The high-mountain altitude and rough terrain mean that hiking in the Lares Valley is a challenge in its own right, although you’ll be tackling fewer steps than on the classic Inca Trail. It’s also much, much quieter, and open all year round with no need to secure a trekking permit months in advance. And with many trekking specialists here supporting reforestation or community development projects, choosing to hike the Lares trails can make real, positive differences to local people, being much more of an insight into high Andean community and traditional culture. 


Andean Boy


On most Lares treks you’ll be camping on the outskirts of the small villages in the valley, famed for their traditional weaving, although both lodge-to-lodge and homestay options also exist. Consequently, you’ll spend much more time immersed in traditional rural culture than you would on any other Sacred Valley trek. Your expert guide will be on hand to help ease introductions with the mainly Quechua-speaking communities. Our trekking staff will set up your tent for you and provide simple yet hearty meals to keep you full of walking beans – even cakes, baked over a single kerosene stove high in the Andes, have made an appearance.


Lares Trek Campsite


Most trekking specialists will provide you with boiled water to refill drinking bottles as well, keeping your plastic waste to a minimum. Mules and donkeys will carry the majority of your trekking kit, leaving you to shoulder a day pack with essentials, such as waterproofs, a camera, sunscreen, and water. Usually, you’ll leave the majority of your holiday luggage safely stored in Cusco before you set off into the Sacred Valley.

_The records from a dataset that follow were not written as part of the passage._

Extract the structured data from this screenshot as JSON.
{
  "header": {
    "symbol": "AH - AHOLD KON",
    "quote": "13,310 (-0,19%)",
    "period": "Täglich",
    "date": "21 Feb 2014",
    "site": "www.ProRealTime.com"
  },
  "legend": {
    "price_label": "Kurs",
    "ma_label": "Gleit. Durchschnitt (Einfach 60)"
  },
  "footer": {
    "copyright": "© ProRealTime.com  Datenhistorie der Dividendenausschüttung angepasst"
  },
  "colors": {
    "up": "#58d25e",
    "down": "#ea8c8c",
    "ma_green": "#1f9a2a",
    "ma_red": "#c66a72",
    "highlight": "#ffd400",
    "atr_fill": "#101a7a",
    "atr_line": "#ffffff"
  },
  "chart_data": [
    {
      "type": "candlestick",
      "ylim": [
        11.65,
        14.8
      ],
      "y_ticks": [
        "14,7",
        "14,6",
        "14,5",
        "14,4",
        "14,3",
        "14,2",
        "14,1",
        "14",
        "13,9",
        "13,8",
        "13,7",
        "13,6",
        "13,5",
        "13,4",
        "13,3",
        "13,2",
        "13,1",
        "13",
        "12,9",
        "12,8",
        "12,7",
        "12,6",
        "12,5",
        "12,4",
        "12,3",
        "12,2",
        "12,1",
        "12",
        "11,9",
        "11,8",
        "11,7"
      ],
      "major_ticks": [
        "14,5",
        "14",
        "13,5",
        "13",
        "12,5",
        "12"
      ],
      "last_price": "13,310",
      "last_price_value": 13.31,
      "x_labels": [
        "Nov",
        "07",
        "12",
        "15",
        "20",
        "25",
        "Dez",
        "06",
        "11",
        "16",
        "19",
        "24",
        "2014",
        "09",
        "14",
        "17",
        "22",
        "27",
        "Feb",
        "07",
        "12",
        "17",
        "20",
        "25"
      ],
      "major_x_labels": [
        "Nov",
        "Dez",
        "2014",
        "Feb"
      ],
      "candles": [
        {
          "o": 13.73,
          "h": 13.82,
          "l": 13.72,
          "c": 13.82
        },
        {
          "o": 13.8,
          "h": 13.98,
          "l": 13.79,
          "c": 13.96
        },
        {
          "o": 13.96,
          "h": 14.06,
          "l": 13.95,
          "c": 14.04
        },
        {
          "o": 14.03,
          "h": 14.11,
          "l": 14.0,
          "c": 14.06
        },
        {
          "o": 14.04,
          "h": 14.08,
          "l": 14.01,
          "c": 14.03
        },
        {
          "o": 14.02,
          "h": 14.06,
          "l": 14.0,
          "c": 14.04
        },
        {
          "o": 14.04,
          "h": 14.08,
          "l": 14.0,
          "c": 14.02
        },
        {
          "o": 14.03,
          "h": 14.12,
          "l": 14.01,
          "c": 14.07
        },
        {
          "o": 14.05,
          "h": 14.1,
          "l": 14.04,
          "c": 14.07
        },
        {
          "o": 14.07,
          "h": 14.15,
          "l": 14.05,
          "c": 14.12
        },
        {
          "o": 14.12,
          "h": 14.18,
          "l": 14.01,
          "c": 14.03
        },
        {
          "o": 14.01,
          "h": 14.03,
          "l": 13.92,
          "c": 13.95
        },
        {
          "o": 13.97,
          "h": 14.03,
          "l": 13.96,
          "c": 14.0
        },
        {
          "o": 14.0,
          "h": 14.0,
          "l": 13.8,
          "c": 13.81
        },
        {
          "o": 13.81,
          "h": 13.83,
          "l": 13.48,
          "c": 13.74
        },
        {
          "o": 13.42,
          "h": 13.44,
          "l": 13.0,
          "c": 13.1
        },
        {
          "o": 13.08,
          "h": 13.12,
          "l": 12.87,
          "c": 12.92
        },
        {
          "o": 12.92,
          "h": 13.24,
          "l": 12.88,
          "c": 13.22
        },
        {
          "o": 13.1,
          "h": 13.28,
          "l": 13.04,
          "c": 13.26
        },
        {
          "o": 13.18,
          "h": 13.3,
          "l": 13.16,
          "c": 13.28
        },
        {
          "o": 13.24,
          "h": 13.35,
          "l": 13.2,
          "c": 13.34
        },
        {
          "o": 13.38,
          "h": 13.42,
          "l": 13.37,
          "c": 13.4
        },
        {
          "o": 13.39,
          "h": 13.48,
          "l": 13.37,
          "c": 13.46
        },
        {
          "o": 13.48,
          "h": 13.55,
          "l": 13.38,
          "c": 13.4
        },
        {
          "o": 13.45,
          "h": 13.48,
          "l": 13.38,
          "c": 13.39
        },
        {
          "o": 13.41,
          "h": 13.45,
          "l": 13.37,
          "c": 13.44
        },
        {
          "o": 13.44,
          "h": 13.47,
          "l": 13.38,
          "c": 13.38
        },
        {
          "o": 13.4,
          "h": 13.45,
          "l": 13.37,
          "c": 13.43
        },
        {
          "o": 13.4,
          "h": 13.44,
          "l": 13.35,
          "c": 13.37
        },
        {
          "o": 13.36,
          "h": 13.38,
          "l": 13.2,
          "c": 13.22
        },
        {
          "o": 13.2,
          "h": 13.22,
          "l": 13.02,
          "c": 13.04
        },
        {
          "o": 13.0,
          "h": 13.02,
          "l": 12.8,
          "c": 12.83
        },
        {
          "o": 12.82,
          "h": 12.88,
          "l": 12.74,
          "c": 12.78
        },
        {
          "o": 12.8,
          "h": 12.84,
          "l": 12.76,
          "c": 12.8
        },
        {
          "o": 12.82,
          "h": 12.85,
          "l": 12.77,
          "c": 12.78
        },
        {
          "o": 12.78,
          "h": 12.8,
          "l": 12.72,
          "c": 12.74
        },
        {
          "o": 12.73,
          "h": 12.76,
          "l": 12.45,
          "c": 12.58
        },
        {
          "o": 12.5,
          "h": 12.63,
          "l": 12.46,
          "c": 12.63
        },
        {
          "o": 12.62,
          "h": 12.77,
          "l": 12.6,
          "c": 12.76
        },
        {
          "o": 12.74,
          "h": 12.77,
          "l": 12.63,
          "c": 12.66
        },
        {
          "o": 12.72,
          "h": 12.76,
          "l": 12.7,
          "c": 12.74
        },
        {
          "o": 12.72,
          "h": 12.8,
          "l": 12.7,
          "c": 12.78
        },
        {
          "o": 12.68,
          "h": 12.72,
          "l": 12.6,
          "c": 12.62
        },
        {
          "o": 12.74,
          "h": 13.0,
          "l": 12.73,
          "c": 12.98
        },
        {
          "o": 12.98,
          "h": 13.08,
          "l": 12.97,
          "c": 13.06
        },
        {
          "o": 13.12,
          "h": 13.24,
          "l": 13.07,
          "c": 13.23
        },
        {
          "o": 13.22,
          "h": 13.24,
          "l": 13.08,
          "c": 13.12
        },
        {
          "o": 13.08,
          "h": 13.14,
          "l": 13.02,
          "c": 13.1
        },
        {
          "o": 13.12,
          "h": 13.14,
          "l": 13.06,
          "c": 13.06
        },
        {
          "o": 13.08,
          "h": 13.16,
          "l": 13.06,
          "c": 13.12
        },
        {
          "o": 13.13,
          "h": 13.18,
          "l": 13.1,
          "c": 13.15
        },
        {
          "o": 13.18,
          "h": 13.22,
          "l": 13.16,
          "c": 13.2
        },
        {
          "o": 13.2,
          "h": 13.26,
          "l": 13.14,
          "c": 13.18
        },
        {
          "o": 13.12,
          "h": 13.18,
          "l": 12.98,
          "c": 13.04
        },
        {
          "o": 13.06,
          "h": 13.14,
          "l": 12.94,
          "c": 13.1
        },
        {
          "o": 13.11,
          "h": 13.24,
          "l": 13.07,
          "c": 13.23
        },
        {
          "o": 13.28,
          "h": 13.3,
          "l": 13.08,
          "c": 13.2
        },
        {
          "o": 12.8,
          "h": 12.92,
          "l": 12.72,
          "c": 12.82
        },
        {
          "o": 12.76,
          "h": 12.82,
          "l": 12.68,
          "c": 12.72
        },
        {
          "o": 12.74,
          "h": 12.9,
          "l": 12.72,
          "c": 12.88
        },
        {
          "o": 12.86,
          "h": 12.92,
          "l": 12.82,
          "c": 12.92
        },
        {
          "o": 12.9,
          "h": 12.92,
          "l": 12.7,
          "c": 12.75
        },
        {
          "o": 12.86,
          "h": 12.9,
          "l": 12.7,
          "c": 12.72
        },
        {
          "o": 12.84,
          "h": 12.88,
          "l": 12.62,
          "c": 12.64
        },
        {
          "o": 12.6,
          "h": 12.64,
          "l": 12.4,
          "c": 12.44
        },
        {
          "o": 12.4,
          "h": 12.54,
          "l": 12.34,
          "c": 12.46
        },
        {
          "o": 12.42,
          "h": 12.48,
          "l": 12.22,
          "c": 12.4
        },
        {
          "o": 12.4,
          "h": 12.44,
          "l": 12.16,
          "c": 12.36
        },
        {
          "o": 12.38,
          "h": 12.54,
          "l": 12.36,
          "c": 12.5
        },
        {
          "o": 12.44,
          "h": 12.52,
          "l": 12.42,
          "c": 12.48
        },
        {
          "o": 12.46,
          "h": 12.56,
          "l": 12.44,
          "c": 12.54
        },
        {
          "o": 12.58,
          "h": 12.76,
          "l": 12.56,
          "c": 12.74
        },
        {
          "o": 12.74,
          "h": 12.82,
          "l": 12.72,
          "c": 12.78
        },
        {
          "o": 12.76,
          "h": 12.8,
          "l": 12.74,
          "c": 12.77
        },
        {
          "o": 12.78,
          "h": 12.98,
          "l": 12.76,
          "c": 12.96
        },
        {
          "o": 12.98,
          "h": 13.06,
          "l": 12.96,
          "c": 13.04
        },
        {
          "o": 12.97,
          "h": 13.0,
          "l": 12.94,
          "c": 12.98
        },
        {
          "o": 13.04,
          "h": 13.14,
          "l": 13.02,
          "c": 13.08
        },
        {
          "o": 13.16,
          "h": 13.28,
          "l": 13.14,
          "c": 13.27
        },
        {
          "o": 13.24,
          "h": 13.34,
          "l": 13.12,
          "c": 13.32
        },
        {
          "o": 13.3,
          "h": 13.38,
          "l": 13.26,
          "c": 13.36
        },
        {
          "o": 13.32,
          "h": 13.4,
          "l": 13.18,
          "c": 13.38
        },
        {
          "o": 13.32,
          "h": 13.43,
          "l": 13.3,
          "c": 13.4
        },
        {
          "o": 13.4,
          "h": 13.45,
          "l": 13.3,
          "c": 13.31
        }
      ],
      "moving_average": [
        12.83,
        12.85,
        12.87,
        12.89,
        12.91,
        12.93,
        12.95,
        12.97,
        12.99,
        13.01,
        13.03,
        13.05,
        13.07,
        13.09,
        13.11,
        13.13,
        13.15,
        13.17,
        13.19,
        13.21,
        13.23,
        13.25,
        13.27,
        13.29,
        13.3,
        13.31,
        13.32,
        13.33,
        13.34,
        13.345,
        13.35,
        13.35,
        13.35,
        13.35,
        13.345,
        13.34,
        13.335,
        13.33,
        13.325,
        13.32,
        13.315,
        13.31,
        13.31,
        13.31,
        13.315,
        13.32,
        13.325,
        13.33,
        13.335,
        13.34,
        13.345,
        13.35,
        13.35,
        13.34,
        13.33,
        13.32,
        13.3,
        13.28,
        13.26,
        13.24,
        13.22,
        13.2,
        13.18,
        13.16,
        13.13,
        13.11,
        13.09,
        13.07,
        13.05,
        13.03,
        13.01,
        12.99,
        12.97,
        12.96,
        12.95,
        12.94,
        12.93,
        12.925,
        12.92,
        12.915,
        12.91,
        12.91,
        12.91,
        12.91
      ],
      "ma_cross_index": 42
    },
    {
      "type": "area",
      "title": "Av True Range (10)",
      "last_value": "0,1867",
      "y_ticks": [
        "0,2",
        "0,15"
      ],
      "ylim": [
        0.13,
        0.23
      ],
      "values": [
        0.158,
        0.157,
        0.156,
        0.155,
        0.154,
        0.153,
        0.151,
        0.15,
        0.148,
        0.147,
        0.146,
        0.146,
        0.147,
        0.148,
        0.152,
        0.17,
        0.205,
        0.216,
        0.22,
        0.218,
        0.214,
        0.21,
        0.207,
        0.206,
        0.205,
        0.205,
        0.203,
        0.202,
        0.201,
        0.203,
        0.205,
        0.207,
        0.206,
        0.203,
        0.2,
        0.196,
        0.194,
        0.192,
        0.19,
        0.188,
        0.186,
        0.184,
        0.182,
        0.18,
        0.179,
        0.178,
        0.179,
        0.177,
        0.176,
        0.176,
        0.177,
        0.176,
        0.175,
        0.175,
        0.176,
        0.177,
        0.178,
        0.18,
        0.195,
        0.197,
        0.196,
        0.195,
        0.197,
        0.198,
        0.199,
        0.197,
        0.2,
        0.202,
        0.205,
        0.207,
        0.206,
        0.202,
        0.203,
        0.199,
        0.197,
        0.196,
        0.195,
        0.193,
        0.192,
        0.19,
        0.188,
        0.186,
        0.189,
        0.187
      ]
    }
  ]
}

Loads a´ Llamas


Find out here why The Lares Trek may be the best trekking option to Machu Picchu for you!